◆ Exercise goal
Which lines of the data below hold "selected"? Copy each of them.

◆ Provided data
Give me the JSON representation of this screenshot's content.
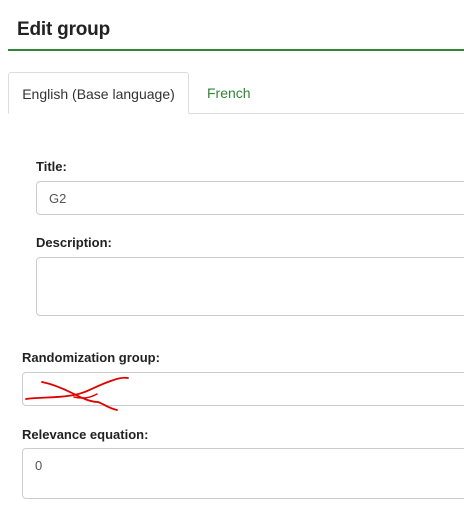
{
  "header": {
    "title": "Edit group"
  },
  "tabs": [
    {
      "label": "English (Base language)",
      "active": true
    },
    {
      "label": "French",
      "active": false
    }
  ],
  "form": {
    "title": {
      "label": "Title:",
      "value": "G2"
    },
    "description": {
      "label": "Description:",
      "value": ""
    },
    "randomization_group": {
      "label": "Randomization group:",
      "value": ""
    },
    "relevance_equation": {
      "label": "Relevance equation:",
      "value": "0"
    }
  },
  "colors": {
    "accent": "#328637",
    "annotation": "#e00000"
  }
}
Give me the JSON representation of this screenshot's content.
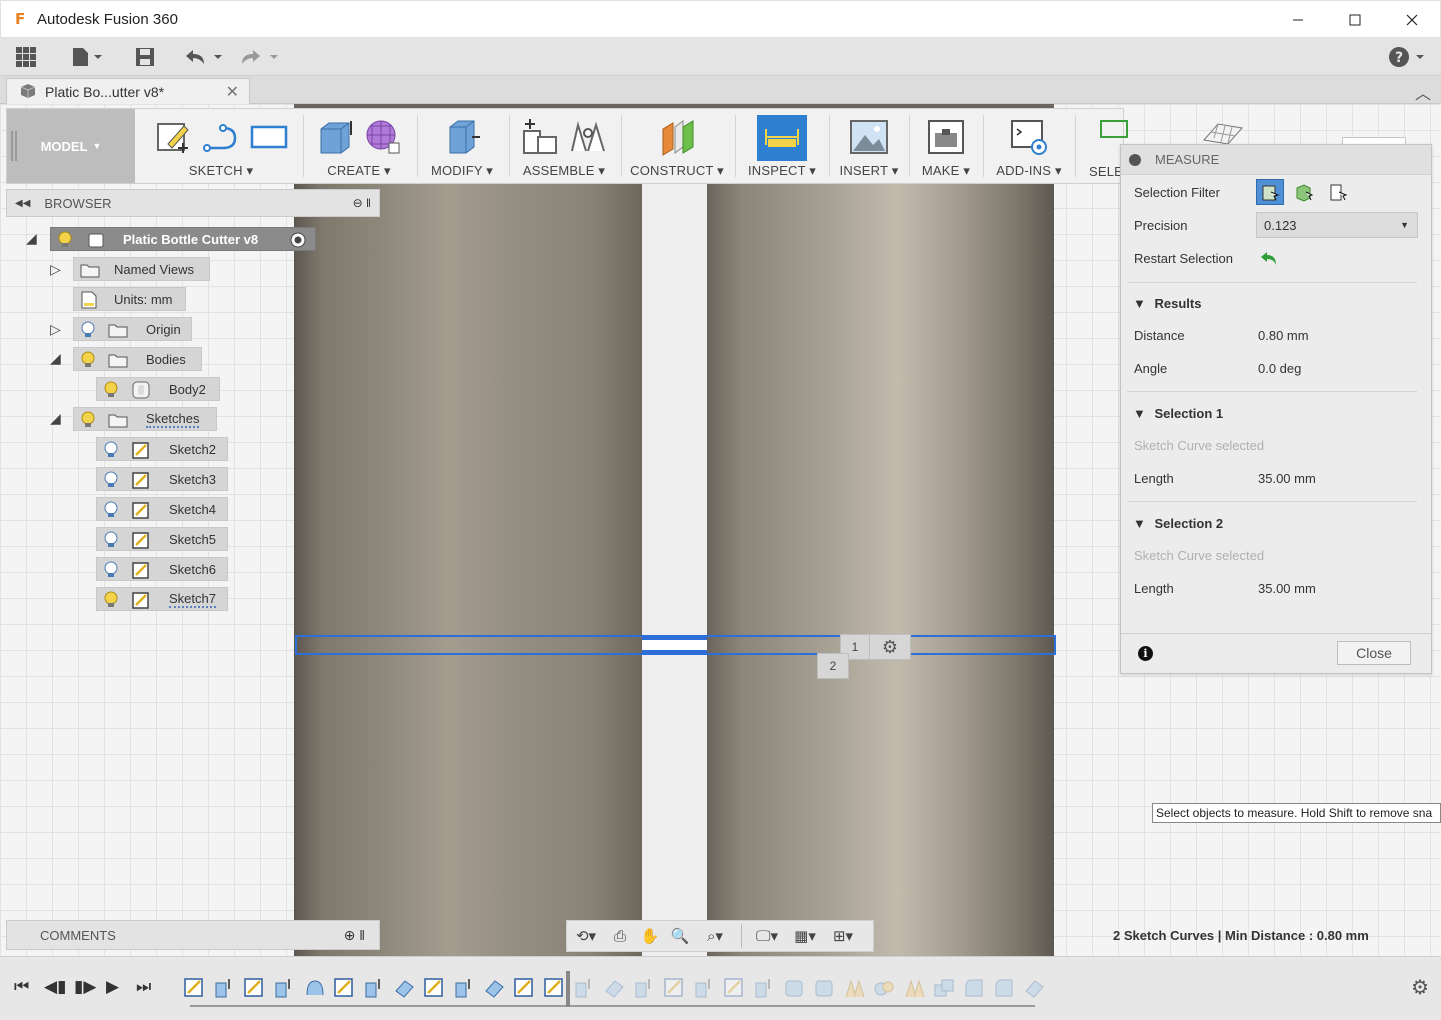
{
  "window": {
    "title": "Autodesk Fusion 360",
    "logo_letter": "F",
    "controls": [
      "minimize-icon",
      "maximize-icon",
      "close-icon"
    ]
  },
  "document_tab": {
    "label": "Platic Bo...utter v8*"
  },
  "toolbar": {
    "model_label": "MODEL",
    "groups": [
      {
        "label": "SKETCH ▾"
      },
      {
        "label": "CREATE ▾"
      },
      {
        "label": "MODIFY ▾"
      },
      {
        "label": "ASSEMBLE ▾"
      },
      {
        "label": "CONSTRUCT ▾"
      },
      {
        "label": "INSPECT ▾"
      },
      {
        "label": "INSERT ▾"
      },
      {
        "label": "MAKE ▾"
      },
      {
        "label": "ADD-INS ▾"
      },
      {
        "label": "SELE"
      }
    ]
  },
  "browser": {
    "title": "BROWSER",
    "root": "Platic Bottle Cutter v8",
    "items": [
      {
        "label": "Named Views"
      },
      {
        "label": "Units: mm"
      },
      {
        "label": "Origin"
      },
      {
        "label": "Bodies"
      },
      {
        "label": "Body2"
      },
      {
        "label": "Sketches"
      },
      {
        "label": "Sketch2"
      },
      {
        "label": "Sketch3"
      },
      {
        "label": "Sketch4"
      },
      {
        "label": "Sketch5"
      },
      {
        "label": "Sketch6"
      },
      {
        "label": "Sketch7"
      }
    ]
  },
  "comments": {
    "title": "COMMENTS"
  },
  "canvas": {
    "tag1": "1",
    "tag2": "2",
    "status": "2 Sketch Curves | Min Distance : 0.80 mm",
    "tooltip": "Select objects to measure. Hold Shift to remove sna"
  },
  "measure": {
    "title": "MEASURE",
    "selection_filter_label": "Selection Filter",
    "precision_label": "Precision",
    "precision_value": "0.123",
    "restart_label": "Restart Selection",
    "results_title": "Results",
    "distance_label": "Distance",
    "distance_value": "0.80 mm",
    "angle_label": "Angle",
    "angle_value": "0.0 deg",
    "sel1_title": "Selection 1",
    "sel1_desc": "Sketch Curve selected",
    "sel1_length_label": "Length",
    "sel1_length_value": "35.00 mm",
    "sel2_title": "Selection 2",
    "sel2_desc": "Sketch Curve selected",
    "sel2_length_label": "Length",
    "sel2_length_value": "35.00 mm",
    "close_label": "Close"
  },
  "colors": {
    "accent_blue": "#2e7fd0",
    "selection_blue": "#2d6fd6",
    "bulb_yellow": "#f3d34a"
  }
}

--

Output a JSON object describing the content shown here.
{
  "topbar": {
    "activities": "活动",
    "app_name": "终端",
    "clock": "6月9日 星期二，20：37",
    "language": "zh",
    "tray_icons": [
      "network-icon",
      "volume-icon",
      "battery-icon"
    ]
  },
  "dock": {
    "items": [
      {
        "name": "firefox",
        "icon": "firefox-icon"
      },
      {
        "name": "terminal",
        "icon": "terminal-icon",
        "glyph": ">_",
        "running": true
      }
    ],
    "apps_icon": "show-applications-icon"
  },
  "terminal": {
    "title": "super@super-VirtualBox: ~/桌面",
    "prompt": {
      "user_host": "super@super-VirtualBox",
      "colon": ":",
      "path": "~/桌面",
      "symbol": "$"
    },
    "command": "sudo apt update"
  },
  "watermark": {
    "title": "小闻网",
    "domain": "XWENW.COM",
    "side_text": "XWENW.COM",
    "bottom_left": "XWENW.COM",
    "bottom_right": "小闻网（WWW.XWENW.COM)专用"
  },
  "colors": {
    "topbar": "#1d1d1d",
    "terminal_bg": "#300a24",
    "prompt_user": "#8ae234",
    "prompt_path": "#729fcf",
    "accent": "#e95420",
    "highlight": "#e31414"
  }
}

◆ Task answer
    "sel1_desc": "Sketch Curve selected",
    "sel2_desc": "Sketch Curve selected",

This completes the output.